What to produce: Gather all lines in the data that hold the string "this".

───── Record extracts

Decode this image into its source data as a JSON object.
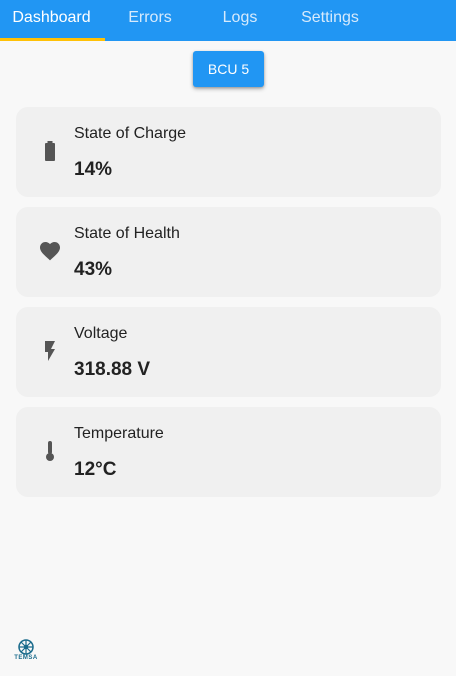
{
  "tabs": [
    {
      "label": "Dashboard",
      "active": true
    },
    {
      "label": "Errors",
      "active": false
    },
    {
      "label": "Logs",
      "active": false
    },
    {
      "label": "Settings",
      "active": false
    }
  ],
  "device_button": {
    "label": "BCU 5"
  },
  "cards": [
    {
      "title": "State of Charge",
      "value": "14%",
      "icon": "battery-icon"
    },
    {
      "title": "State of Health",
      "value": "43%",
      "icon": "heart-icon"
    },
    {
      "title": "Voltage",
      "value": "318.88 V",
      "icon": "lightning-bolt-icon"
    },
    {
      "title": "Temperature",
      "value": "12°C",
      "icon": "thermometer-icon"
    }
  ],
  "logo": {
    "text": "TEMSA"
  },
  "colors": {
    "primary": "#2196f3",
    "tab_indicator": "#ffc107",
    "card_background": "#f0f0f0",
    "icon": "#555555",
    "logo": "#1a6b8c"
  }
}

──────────
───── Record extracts

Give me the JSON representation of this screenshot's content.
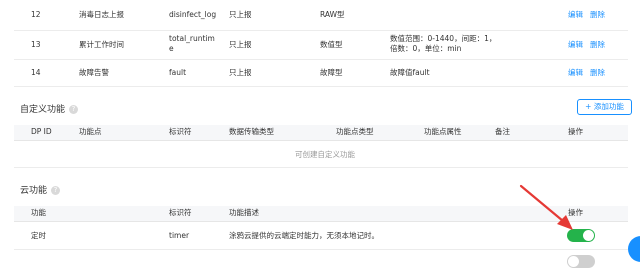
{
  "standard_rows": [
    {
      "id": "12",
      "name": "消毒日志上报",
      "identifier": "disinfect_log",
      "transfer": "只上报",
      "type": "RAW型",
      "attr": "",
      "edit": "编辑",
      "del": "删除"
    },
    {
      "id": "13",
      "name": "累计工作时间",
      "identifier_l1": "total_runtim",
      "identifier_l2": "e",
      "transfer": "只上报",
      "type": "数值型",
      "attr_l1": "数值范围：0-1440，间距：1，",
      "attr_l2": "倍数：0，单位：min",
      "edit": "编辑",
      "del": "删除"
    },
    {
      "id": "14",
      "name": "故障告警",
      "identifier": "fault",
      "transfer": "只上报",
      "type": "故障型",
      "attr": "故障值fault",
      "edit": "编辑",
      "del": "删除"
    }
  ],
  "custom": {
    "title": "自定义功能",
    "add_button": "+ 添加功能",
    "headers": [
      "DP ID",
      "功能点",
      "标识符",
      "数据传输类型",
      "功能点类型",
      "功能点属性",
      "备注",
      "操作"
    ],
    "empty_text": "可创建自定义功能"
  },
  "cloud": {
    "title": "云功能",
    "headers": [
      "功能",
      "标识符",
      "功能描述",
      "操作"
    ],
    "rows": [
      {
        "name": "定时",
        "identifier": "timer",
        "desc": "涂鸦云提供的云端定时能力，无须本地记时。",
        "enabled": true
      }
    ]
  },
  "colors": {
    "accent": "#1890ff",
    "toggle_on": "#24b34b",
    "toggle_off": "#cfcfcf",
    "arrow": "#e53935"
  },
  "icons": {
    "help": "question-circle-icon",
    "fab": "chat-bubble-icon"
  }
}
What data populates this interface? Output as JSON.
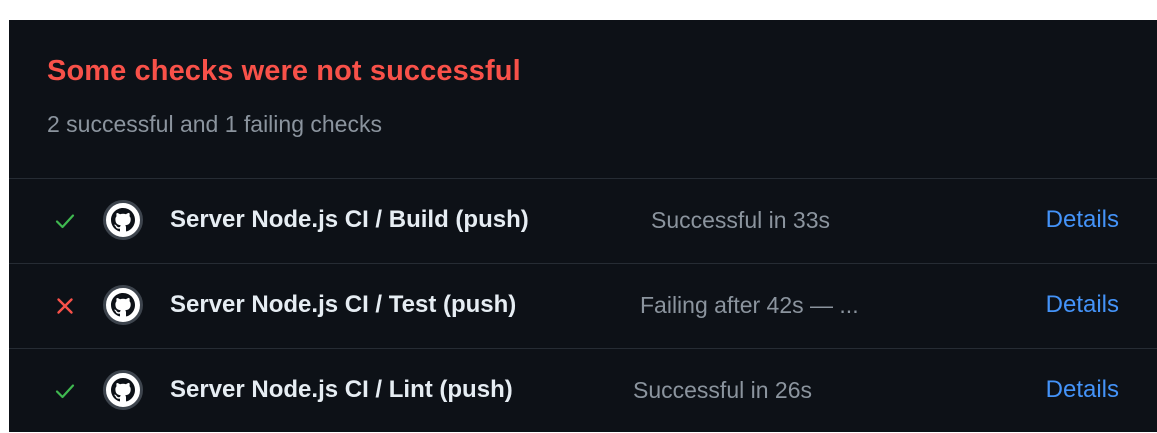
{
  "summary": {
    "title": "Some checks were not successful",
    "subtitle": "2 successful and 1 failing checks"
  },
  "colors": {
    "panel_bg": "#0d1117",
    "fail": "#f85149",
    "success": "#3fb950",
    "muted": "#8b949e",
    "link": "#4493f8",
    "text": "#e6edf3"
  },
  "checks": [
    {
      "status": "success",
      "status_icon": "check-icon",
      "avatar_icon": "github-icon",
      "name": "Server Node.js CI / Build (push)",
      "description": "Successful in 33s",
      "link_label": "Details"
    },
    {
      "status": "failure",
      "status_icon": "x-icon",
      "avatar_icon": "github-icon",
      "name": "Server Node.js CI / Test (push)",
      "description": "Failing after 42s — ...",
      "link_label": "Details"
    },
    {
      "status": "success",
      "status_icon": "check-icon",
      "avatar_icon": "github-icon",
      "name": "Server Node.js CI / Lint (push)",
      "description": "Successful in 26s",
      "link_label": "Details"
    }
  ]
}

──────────

Answer space:
Decode this image into its source data as a JSON object.
Give me the JSON representation of this screenshot's content.
What data populates this interface? Output as JSON.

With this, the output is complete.